Show commenting policy
TribLive commenting policy
You are solely responsible for your comments and by using TribLive.com you agree to our Terms of Service.
We moderate comments. Our goal is to provide substantive commentary for a general readership. By screening submissions, we provide a space where readers can share intelligent and informed commentary that enhances the quality of our news and information.
While most comments will be posted if they are on-topic and not abusive, moderating decisions are subjective. We will make them as carefully and consistently as we can. Because of the volume of reader comments, we cannot review individual moderation decisions with readers.

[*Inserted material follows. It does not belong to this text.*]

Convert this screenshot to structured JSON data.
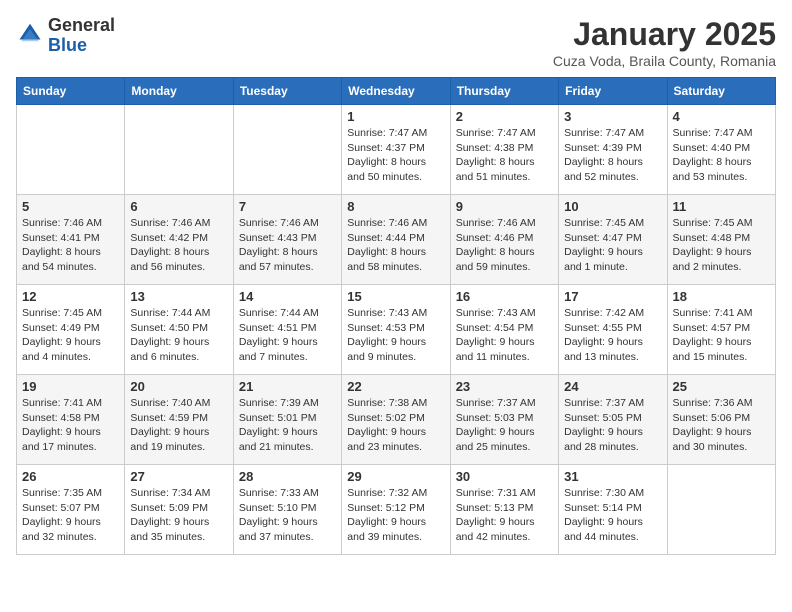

We value thoughtful comments representing a range of views that make their point quickly and politely. We make an effort to protect discussions from repeated comments either by the same reader or different readers.
We follow the same standards for taste as the daily newspaper. A few things we won't tolerate: personal attacks, obscenity, vulgarity, profanity (including expletives and letters followed by dashes), commercial promotion, impersonations, incoherence, proselytizing and SHOUTING. Don't include URLs to Web sites.
We do not edit comments. They are either approved or deleted. We reserve the right to edit a comment that is quoted or excerpted in an article. In this case, we may fix spelling and punctuation.
We welcome strong opinions and criticism of our work, but we don't want comments to become bogged down with discussions of our policies and we will moderate accordingly.
We appreciate it when readers and people quoted in articles or blog posts point out errors of fact or emphasis and will investigate all assertions. But these suggestions should be sent via e-mail. To avoid distracting other readers, we won't publish comments that suggest a correction. Instead, corrections will be made in a blog post or in an article.
- Motivated quarterback Roethlisberger fights to prop up Steelers
- Kovacevic: Why give credence to Heisman?
- Bengals’ balanced offense poses threat to Steelers
- Pitt’s Donald wins Lombardi Award
- Penguins center Sutter is thriving despite unsettled 3rd line
- Baldwin-Whitehall School Board eliminates controversial administrative position
- Daily News roundup: Top-seeded Elizabeth Forward rolls past Frazier
- High school roundup: Franklin Regional tops Norwin to win host tournament
- Pirates sign free agent pitcher Volquez
- Shaler grad Thorpe finding his way at PSU
- South Allegheny wrestlers shooting for more this season